Social Interaction

When the Powerless Rise Up: Power Leads to Positive Action, But Only When Acquired Legitimately

In an effort to reconcile the science stating that power leads to action and lack of power leads to inhibition — despite constant historical reminders of the powerless rising up and taking action — new research in the June issue of Psychological Science, a journal of the Association for Psychological More

It Pays to Know Your Opponent: Success in Negotiations Improved by Perspective-Taking, But Limited by Empathy

From the war room to the board room, negotiations are a part of everyday life. Successful negotiations demand a clear understanding of one’s opponent. But what approach should one take to achieve such an understanding of one’s opponent in everyday negotiations? Psychologist Adam Galinsky from the Kellogg School of Management More

Awkward! New Study Examines our Gazes During Potentially Offensive Behavior

It’s happened to all of us: While sitting at the conference table or at dinner party, a friend or colleague unleashes a questionable remark that could offend at least one person amongst the group.  A hush falls and, if you’re like most people, your eyes will dart towards the person More

Proportion of Kindergarten Classmates with Day Care Experience Matters, Study Shows

The debate over the effects of putting young children into child care outside the home has been brewing for years. Previous studies on the impact of child care report mixed findings. Children who are taken care of by nonfamily members at an earlier age, and remain in their care longer More

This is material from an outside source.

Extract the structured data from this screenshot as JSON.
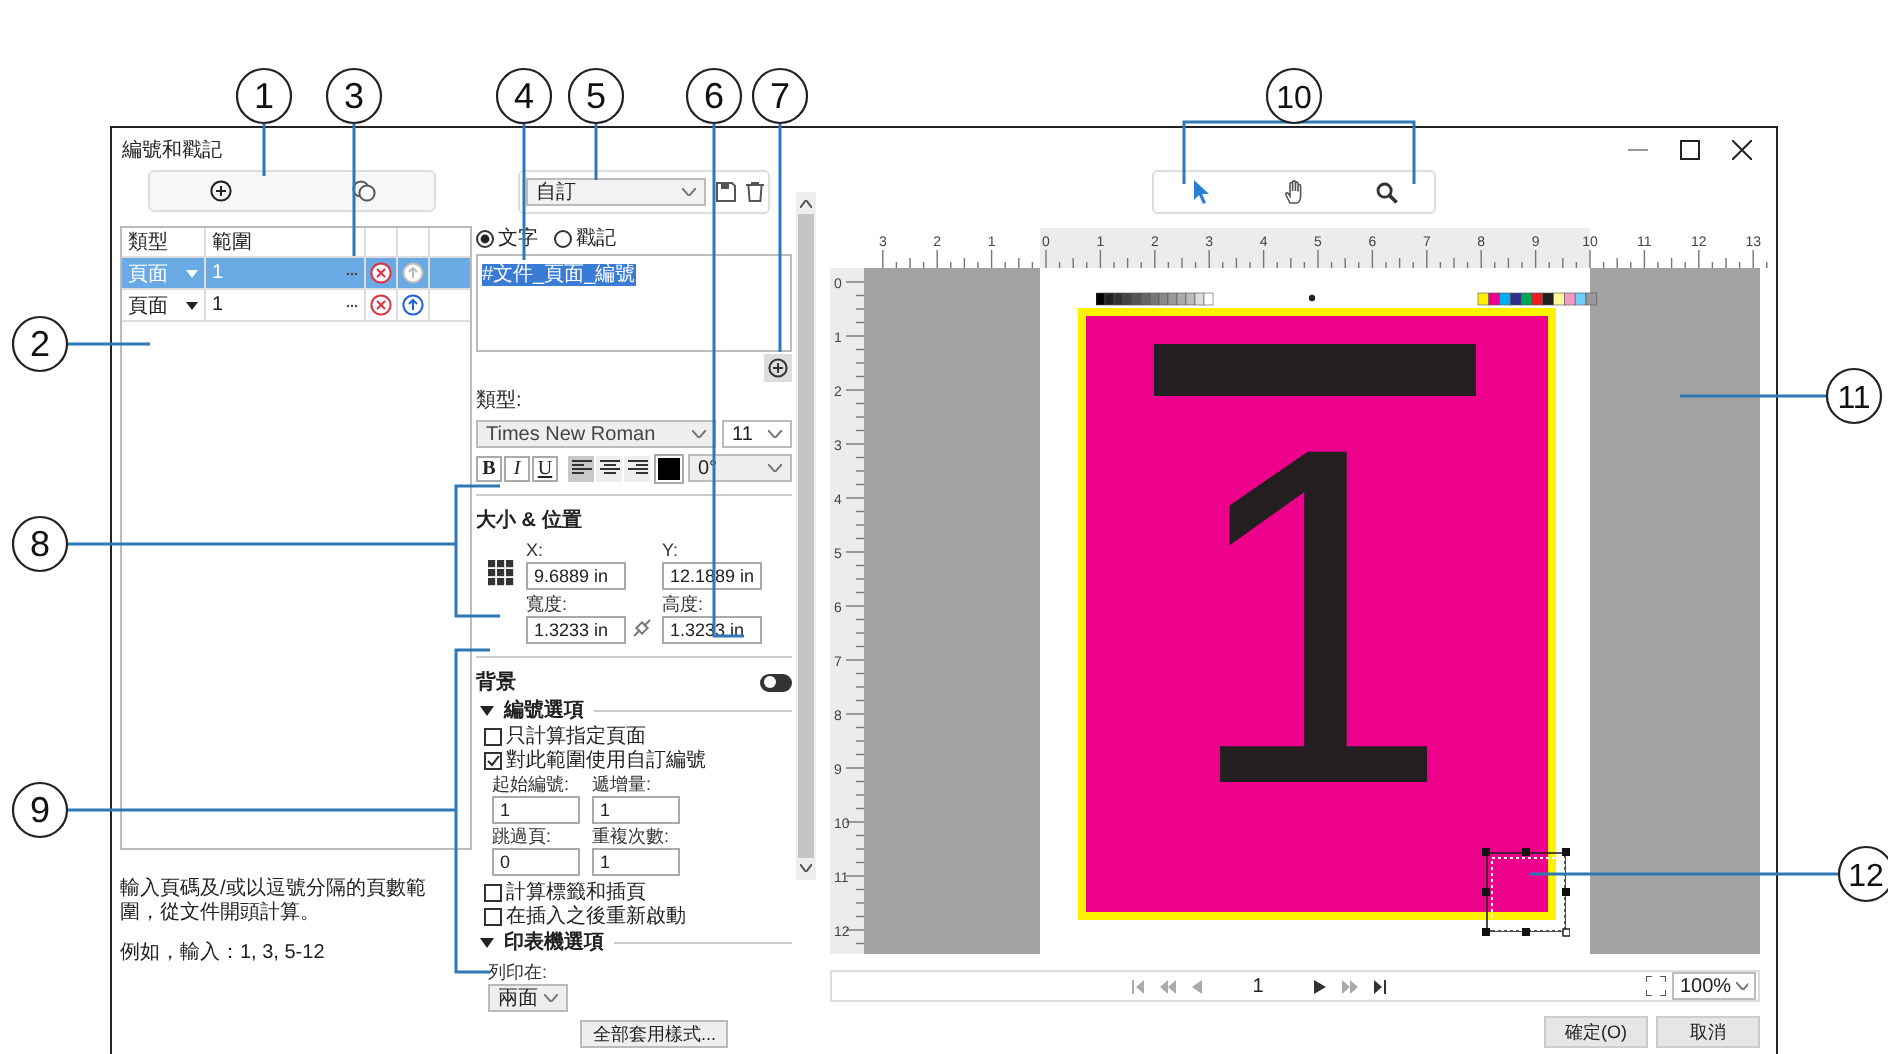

They All Look the Same: Why we are Unable to Distinguish Faces of Other Races (and Sometimes Our Own)

There’s a troubling psychological phenomenon that just about everyone has experienced but few will admit to; having difficulty distinguishing between people of different racial groups. This isn’t merely a nod to the denigrating expression “they all look the same.”  Indeed, the “cross-race effect” is one of the most well replicated More

The Perks and Pitfalls of Pride

Pride has perplexed philosophers and theologians for centuries, and it is an especially paradoxical emotion in American culture. We applaud rugged individualism, self-reliance and personal excellence, but too much pride can easily tip the balance toward vanity, haughtiness and self-love. Scientists have also been perplexed by this complex emotion, because More